▶ **TRY IT**
Scan the lines below for the string "ffffff" and report how many lines contain it, giving only the number.

╭──

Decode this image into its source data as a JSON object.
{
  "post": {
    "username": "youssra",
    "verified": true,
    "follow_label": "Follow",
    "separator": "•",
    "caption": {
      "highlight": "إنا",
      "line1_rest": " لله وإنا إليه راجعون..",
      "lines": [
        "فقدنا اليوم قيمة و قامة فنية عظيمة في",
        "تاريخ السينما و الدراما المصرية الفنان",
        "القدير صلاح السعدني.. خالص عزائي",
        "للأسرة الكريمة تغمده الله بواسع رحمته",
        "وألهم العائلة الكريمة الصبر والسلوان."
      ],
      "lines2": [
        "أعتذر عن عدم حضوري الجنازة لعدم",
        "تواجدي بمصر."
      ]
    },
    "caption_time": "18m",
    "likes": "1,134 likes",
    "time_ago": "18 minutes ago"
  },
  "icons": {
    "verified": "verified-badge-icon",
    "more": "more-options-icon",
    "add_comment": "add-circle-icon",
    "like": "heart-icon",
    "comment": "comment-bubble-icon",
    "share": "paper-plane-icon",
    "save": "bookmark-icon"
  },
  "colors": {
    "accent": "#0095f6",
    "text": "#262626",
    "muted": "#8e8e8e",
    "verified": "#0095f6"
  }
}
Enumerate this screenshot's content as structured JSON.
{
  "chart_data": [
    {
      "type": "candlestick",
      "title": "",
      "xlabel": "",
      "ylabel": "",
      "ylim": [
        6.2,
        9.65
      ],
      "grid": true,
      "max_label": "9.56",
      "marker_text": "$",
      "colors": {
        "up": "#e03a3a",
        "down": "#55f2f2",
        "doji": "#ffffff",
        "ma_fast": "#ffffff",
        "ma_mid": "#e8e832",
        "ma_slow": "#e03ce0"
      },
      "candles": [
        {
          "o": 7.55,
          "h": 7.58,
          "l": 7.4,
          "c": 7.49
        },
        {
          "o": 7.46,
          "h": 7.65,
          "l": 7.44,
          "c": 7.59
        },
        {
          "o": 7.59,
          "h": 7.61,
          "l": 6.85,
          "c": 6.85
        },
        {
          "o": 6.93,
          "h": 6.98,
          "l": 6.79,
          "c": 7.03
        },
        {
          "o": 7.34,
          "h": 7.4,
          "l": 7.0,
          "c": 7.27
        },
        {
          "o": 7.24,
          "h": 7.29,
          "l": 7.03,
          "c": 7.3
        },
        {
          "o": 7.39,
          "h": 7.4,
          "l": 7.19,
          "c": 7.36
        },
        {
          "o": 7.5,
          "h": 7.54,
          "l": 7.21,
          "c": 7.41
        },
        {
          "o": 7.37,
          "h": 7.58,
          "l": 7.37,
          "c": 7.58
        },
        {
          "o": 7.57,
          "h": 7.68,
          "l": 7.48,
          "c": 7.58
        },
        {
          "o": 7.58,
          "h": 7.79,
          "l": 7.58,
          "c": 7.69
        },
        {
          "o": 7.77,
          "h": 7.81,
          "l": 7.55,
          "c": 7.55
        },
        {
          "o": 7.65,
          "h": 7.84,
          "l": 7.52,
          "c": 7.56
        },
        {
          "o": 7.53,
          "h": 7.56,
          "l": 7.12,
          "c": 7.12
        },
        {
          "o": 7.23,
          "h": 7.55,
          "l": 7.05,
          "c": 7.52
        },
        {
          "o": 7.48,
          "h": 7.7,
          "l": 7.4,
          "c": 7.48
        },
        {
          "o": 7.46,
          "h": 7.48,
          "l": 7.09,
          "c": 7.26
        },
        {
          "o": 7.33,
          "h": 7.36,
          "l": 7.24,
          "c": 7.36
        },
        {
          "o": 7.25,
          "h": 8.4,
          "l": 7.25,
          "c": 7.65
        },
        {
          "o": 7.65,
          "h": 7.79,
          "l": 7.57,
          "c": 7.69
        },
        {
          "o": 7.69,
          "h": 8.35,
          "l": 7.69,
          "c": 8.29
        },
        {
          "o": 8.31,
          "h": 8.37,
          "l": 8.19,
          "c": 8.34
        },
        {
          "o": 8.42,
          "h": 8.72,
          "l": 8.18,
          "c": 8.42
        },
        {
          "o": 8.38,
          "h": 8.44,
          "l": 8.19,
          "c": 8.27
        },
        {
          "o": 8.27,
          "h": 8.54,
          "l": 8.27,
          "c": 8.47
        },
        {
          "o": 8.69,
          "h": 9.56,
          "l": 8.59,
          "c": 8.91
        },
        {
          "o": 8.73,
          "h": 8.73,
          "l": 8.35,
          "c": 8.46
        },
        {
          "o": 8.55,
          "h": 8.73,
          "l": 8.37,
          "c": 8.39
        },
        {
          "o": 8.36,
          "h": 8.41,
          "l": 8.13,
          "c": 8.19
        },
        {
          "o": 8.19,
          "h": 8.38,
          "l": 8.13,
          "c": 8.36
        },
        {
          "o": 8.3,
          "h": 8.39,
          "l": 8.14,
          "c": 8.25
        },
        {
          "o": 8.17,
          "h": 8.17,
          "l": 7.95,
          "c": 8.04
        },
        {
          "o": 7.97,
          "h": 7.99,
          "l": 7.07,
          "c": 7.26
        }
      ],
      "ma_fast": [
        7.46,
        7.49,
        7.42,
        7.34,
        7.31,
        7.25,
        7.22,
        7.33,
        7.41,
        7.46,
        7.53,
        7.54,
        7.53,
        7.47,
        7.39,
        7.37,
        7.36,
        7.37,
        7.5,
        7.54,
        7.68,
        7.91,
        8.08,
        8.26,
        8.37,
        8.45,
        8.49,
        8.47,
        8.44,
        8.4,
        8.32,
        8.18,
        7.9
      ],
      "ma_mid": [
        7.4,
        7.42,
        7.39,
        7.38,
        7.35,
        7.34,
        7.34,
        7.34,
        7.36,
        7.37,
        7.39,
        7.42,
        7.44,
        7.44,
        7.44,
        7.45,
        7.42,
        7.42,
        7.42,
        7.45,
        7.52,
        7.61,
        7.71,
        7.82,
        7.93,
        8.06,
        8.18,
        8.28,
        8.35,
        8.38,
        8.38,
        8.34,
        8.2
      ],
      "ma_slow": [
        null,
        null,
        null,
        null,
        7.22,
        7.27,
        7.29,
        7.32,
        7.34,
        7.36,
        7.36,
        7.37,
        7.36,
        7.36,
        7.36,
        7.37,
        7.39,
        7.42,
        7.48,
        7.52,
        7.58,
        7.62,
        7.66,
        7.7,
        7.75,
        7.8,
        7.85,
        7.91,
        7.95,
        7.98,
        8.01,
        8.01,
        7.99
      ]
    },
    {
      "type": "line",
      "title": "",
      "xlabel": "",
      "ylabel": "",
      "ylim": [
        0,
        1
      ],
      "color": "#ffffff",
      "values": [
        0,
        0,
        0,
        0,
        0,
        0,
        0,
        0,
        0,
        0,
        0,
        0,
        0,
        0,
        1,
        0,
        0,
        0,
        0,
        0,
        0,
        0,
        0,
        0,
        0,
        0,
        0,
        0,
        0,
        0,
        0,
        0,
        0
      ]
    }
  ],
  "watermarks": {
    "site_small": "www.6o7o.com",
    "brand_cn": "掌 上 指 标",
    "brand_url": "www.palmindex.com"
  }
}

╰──

▶ **SOLUTION**
3